When I grew Joseph's a lot of them had what I would describe as a peppery flavor, which wasn't bad but also a lot of the perfume flavor which we don't like at all. In my patch this year there was less of the peppery flavor but the perfume flavor was pretty common.

The ones I ended up keeping had the least amount of perfume flavor and were all also quite sweet. One in particular tasted a lot like celery and couple reminded us of carrot. That's them in the second picture. The first picture is some early culls.

My selection criteria is for compact growth, good flavor, production quantity, disease resistance/tolerance and single petals flowers. Also want to get in some cold tolerance eventually with eye toward winter hardiness.

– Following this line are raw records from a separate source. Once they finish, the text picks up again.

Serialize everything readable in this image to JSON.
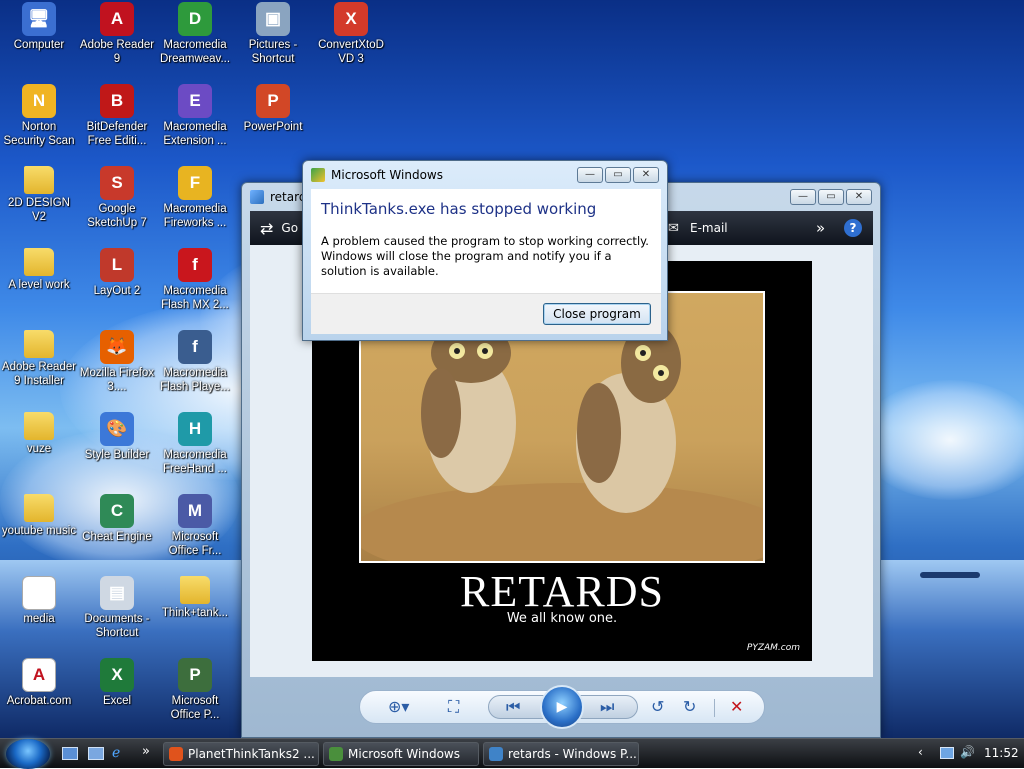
{
  "desktop": {
    "icons": [
      {
        "label": "Computer",
        "color": "#3b6fd1",
        "glyph": "🖥"
      },
      {
        "label": "Adobe Reader 9",
        "color": "#c1121f",
        "glyph": "A"
      },
      {
        "label": "Macromedia Dreamweav...",
        "color": "#2e9a3c",
        "glyph": "D"
      },
      {
        "label": "Pictures - Shortcut",
        "color": "#8aa4c0",
        "glyph": "▣"
      },
      {
        "label": "ConvertXtoD VD 3",
        "color": "#d33a2a",
        "glyph": "X"
      },
      {
        "label": "Norton Security Scan",
        "color": "#f0b423",
        "glyph": "N"
      },
      {
        "label": "BitDefender Free Editi...",
        "color": "#c01818",
        "glyph": "B"
      },
      {
        "label": "Macromedia Extension ...",
        "color": "#6c4bc4",
        "glyph": "E"
      },
      {
        "label": "PowerPoint",
        "color": "#d24726",
        "glyph": "P"
      },
      {
        "label": "2D DESIGN V2",
        "color": "#f0c640",
        "glyph": ""
      },
      {
        "label": "Google SketchUp 7",
        "color": "#c8392b",
        "glyph": "S"
      },
      {
        "label": "Macromedia Fireworks ...",
        "color": "#e8b421",
        "glyph": "F"
      },
      {
        "label": "A level work",
        "color": "#f0c640",
        "glyph": ""
      },
      {
        "label": "LayOut 2",
        "color": "#c0392b",
        "glyph": "L"
      },
      {
        "label": "Macromedia Flash MX 2...",
        "color": "#c9161d",
        "glyph": "f"
      },
      {
        "label": "Adobe Reader 9 Installer",
        "color": "#f0c640",
        "glyph": ""
      },
      {
        "label": "Mozilla Firefox 3....",
        "color": "#e66000",
        "glyph": "🦊"
      },
      {
        "label": "Macromedia Flash Playe...",
        "color": "#3a5d8f",
        "glyph": "f"
      },
      {
        "label": "vuze",
        "color": "#f0c640",
        "glyph": ""
      },
      {
        "label": "Style Builder",
        "color": "#3c78d8",
        "glyph": "🎨"
      },
      {
        "label": "Macromedia FreeHand ...",
        "color": "#1f9aa8",
        "glyph": "H"
      },
      {
        "label": "youtube music",
        "color": "#f0c640",
        "glyph": ""
      },
      {
        "label": "Cheat Engine",
        "color": "#2f8a57",
        "glyph": "C"
      },
      {
        "label": "Microsoft Office Fr...",
        "color": "#4b5aa6",
        "glyph": "M"
      },
      {
        "label": "media",
        "color": "#ffffff",
        "glyph": ""
      },
      {
        "label": "Documents - Shortcut",
        "color": "#cfd8e3",
        "glyph": "▤"
      },
      {
        "label": "Think+tank...",
        "color": "#f0c640",
        "glyph": ""
      },
      {
        "label": "Acrobat.com",
        "color": "#ffffff",
        "glyph": "A"
      },
      {
        "label": "Excel",
        "color": "#1f7a3a",
        "glyph": "X"
      },
      {
        "label": "Microsoft Office P...",
        "color": "#3d6e3d",
        "glyph": "P"
      }
    ]
  },
  "viewer": {
    "title": "retard",
    "toolbar": {
      "go_label": "Go",
      "email_label": "E-mail",
      "more": "»",
      "help": "?"
    },
    "poster": {
      "headline": "RETARDS",
      "tagline": "We all know one.",
      "credit": "PYZAM.com"
    },
    "nav": {
      "zoom": "⊕▾",
      "fit": "⛶",
      "prev": "⏮",
      "slideshow": "▶",
      "next": "⏭",
      "rotate_ccw": "↺",
      "rotate_cw": "↻",
      "delete": "✕"
    }
  },
  "dialog": {
    "title": "Microsoft Windows",
    "heading": "ThinkTanks.exe has stopped working",
    "message": "A problem caused the program to stop working correctly. Windows will close the program and notify you if a solution is available.",
    "button": "Close program"
  },
  "taskbar": {
    "tasks": [
      {
        "label": "PlanetThinkTanks2 ...",
        "color": "#e0531c"
      },
      {
        "label": "Microsoft Windows",
        "color": "#4a8f3c"
      },
      {
        "label": "retards - Windows P...",
        "color": "#3f83c8"
      }
    ],
    "more": "»",
    "tray_expand": "‹",
    "clock": "11:52"
  }
}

Those sound like good criteria.  My first criterion is sweet tubers, or at least pleasant tasting.  I'm not a big fan of the radishy ones.  They all tend to have a bit of piney/resiny flavor, similar to yacon, but I prefer that flavor to be mild.  When it is strong, the tubers taste medicinal, even if they are sweet.

bill

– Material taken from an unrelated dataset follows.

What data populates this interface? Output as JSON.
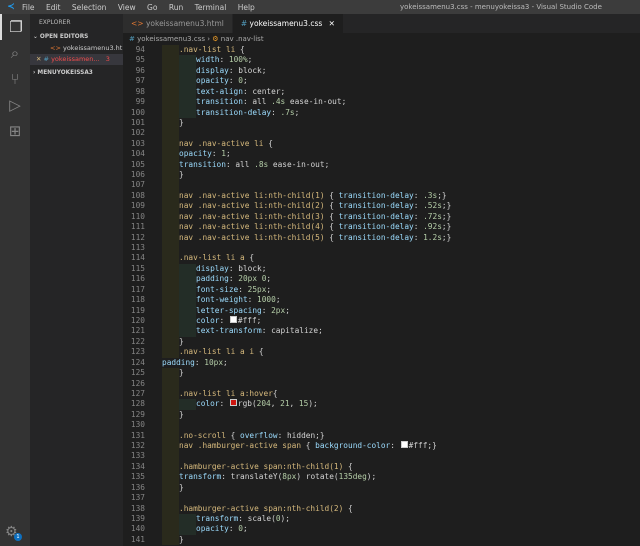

  • Administrator
  • Full Member
  • *****
  • Posts: 98
  • Karma: 17
  • USA, WA Coast
    • View Profile
    • Cultivariable
Re: Cultivariable Participatory Plant Breeding Projects for 2020
« Reply #10 on: 2020-01-11, 01:10:14 PM »
This is a good idea, I wish I had more capacity. Reading your link your prior results haven't been good. It increasingly strikes me that it's important to concentrate on one project. So if I were to participate, probably would want to concentrate on it and devote a lot of resources to up the chances of returning something useful. Currently concentrating on tomatoes.

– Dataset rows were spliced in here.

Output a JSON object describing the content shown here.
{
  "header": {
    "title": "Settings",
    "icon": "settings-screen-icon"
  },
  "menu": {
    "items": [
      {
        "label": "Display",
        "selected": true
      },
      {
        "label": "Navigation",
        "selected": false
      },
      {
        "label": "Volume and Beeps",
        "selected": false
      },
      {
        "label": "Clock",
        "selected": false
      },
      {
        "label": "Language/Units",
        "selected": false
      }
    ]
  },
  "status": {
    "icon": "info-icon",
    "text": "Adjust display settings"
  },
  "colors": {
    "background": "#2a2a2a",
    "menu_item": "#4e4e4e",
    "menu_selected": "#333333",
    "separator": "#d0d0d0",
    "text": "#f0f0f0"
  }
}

It is a tricky problem.  If people are really serious, they probably are full up with their own breeding projects.  If they are too casual, then I spend money sending them stuff and never hear anything back.  I used to suggest complex, multi year selection and seed saving and I think that was too big an ask.  So, this year, I have reduced it to one time selection from seed that I provide.  I think that is something that more people can handle and, if they want to keep going after that, I'm all for it.

reed

  • Full Member
  • *****
  • Posts: 496
  • Karma: 30
  • Narrow Ridge above the Ohio River zone 6a
    • View Profile
Re: Cultivariable Participatory Plant Breeding Projects for 2020
« Reply #11 on: 2020-01-12, 03:37:05 AM »
I'm thinking of just buying some of the Dahlia coccinea seeds instead of formally participating in the project. The picture shows the flower type that I like and if they have been selected for food quality for several years that should really help my own project along.

Because of space I need to be able to cull out any that start getting too big and wouldn't feel right about that if I was part of the project. When I grew Joseph's seeds most of them got way too big, they were nearly as tall as me and with side branching turned into big bushes, the side branches broke down and the patch became ugly. They did make nice sized roots but had a lot of the bad, what I call perfume flavor. Some I didn't taste cause I left them in the ground to test for hardiness, none were.

The mignon ones were advertised as 18 - 24 inches but a lot of them turned out 3 - 4 feet. In my picture the one with the green ribbon is the only one that made decent size and flavor roots and that stayed under two feet tall. There were others that stayed smaller but had small bad flavor roots.


bill

  • Administrator
  • Full Member
  • *****
  • Posts: 98
  • Karma: 17
  • USA, WA Coast
    • View Profile
    • Cultivariable
Re: Cultivariable Participatory Plant Breeding Projects for 2020
« Reply #12 on: 2020-01-17, 03:42:29 PM »
I have added three more projects for this year: potato onion, Smallanthus connatus/yacon, and horseradish.  Details are at the link in the original post.

esoteric_agriculture

  • Full Member
  • *****
  • Posts: 29
  • Karma: 7
    • View Profile
    • Email
Re: Cultivariable Participatory Plant Breeding Projects for 2020
« Reply #13 on: 2020-01-18, 12:38:10 PM »
I would be interested. Iíll send an email shortly.
Very deep mildly acidic clay loam with abundant sandstone and quartzite gravel and stones. Very high water table, Border of Koppen climate Oceanic and Humid Subtropical, USDA Zone 6b, very windy frost pocket valley at the foot of a lonely mountain, historic dairy and orchard county.